By featuring in the Olympics, the hope is, skateboarding will appear more legitimate, Baba told me as we stood in Stormy, which was packed with customers, mostly young men and boys. This month, those same youthful shoppers will be able to watch one of their own countrymen try to put Japan on the skating map.
Yuto Horigome, 22, is the reigning world champion in the Street discipline and the face of Japanese skateboarding. His star is soaring at the perfect moment for Japan’s skating community, which has never before boasted a rider of his status.
Last month, he was responsible for a major upset at the Street Skateboarding World Championships in Rome, by winning the crown ahead of the most famous skateboarder on the planet, Nyjah Huston. That American legend has 4.6 million Instagram followers, a huge sponsorship deal with Nike and a reported net worth of $12 million.
If Horigome can edge out Huston for Japan's first skateboarding Olympic gold medal, it will vault him to superstardom. It could also make Tokyo the world’s hottest new skate tourism destination.
Skateboarding in Japan
When Japan’s first skateboarders took up the sport in the 1970s, there were no spaces designed for them. Instead they practised their skills on the street.
They rolled down alleys, kick-flipped over curbs and ground their boards along benches. When Stormy opened in 1977, this scene finally had a headquarters. Skaters from across the country would gather there to discuss the sport, swap tips and admire each other’s boards.
It wasn’t until the 1990s, however, that Tokyo’s riding scene emerged from obscurity. In that era, the sport went global, thanks to the boom in slickly produced skate videos, which showed America’s top riders unleashing their talents in cities across the US, Europe, Australia and, eventually, Japan.
When those US film crews went to Tokyo, they also captured footage of gifted local riders, and this exposure boosted the city’s international reputation, and also made the sport more popular locally. More and more Japanese children began buying boards. Skating was finally cool in Japan. And it still is.
The sport's influence is even visible in Tokyo fashion. It is common to see young Japanese men, in particular, wearing colourful T-shirts designed by skate brands such as Santa Cruz, DC and Element, or donning low-cut skate trainers by Nike SB or Vans.
When I set out to explore Tokyo’s board-riding community I was surprised by just how many skate shops and parks the city has. As I arrived at the enormous Komazawa Skatepark on a Saturday afternoon, I spotted more than 50 riders, ranging from children to men in their thirties. This facility in southern Tokyo is one of its three largest, along with Murasaki Sports Park in the city’s north and Maihama Skatepark in the east.
Stormy may be the spiritual home of Tokyo skating, but there are now more than a dozen other shops in the city that specialise in skateboarding products, shoes and apparel.

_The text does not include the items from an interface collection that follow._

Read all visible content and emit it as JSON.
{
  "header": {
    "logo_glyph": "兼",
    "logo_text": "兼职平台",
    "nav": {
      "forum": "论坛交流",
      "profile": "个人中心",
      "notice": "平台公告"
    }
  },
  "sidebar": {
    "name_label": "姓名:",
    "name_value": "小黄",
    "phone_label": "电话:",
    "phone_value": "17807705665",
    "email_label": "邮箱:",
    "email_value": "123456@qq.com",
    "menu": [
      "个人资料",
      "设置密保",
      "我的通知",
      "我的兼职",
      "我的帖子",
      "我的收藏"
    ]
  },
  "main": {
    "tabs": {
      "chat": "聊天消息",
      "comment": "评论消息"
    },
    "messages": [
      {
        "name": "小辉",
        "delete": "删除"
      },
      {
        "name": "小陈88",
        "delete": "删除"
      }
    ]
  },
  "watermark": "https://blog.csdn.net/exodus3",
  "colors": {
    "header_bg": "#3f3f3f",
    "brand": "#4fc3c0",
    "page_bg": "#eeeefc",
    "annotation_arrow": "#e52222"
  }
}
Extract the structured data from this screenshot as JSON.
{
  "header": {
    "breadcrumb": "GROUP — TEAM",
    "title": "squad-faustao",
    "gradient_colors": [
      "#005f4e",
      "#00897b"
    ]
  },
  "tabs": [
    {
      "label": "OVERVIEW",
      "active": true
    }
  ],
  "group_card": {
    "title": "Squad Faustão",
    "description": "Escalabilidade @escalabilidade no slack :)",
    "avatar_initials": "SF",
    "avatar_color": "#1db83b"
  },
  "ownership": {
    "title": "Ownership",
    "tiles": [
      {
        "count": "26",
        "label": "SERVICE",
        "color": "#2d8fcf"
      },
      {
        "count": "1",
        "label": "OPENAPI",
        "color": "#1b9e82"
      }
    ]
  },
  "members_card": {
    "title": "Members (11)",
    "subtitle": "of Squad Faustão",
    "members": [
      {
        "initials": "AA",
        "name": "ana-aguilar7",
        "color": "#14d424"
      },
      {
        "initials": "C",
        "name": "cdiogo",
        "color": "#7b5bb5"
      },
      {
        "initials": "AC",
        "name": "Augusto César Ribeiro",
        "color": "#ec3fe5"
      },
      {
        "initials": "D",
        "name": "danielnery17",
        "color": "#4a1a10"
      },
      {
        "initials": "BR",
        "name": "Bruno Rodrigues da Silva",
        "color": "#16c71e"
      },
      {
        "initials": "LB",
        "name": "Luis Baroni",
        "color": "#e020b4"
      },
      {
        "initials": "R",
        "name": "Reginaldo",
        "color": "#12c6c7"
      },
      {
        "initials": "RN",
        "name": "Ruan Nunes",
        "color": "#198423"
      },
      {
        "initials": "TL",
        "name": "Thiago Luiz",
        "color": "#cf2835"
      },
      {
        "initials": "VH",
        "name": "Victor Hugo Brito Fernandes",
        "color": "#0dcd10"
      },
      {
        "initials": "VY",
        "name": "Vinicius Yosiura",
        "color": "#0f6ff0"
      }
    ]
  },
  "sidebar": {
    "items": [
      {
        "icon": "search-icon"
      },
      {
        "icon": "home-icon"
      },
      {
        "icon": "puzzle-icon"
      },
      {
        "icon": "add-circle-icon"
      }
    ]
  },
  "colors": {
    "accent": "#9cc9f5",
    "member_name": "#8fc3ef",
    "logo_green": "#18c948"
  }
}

There’s a cluster in Tokyo’s trendy, lively inner suburbs Shibuya and Harajuku.
A mere 250-metre walk north of Stormy, in Shibuya, I found Arktz, which was similarly crowded with young skate enthusiasts. It was in that shop that I interviewed one of the stalwarts of Tokyo’s skating scene, veteran rider and cameraman Yoju Mizusawa, 36.
Mizusawa, who began riding as a teenager, told me Street had always been the No 1 style of skating in Japan, and that made Horigome even more popular.
At the Tokyo Olympics, skateboarding will be separated into two categories – Park and Street. All skating events will be held at the new Ariake Urban Sports Park, a huge and impressive skating facility. Once the Olympics has finished, and the pandemic recedes, this skatepark is likely to become a magnet for riders from all over the world.
It has taken 50 years, but skateboarding is finally set to go mainstream in Japan.